Recent demographic projections indicate significant increases in the number of older people across Europe. This population shift requires appropriate responses by health and social care systems. An important challenge is to ensure that the years added to life are healthy, active and productive. Thus, research must make a concerted effort to enhance independent living through the exploration of measures which promote and maintain optimum health and quality of life among older persons in extended care settings. The purpose of this research was to explore psychosocial needs among older persons in extended care settings in Ireland. The research design was guided by a grounded theory approach based upon the principles of symbolic interactionism. The sample consists of caregivers and residents from two publicly funded extended care settings in the South of Ireland. Employing a theoretical sampling strategy, data were collected by means of semi-structured interviews and focus group discussions. A theory was then constructed from the emergent concepts within the data. Findings show that specific psychosocial determinants are acknowledged by residents and caregivers as being intrinsic to quality of life and well-being among older persons in extended care facilities.
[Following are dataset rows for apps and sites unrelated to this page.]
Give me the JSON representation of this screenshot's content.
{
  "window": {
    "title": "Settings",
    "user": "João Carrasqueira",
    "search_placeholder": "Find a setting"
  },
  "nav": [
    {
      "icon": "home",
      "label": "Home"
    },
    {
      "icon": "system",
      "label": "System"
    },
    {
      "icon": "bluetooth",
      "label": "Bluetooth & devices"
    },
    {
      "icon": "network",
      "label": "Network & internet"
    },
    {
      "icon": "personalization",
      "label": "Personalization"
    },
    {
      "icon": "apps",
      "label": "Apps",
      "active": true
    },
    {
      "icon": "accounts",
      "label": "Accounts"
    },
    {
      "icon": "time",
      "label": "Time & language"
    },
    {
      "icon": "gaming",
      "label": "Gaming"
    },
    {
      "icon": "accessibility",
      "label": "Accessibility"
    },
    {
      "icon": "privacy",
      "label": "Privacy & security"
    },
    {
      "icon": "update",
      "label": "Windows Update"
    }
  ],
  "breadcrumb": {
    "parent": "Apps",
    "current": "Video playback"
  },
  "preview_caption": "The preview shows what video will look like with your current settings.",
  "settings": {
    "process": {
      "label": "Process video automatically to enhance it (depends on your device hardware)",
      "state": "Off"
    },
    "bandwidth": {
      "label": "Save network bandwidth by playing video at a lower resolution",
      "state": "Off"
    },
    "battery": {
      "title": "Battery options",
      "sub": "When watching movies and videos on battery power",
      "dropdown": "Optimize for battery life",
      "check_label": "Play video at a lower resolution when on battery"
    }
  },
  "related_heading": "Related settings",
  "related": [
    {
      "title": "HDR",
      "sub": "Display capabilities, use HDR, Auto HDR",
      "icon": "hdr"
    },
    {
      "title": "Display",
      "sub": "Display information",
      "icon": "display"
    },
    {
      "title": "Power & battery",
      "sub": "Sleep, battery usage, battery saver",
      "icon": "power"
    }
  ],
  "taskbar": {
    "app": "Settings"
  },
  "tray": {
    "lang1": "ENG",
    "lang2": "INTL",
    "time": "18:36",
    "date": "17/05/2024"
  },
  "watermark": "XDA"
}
The importance of psychosocial well-being among residents of extended care facilities was highlighted by the service-users as the data demonstrate how effective coping skills, positive adaptation and an optimistic internal locus of control can promote psychosocial well-being by reducing the impact of negative life events and optimising present circumstances. Furthermore, residents and caregivers either directly or indirectly referred to the multifaceted value of social interaction to the psychosocial well-being of older persons in receipt of extended care services. However, a number of barriers exist which must be addressed to ensure the optimal quality of life and well-being of older persons in extended care facilities. Arguably, these barriers may be reduced through effective communication amongst caregivers, residents and families as findings show that communication and fundamental human interaction are the most lucrative means of assessing and subsequently fulfilling the heterogeneous psychosocial needs of older people residing in extended care settings.
|Publication status||Unpublished - 2008|
- Older people, care settings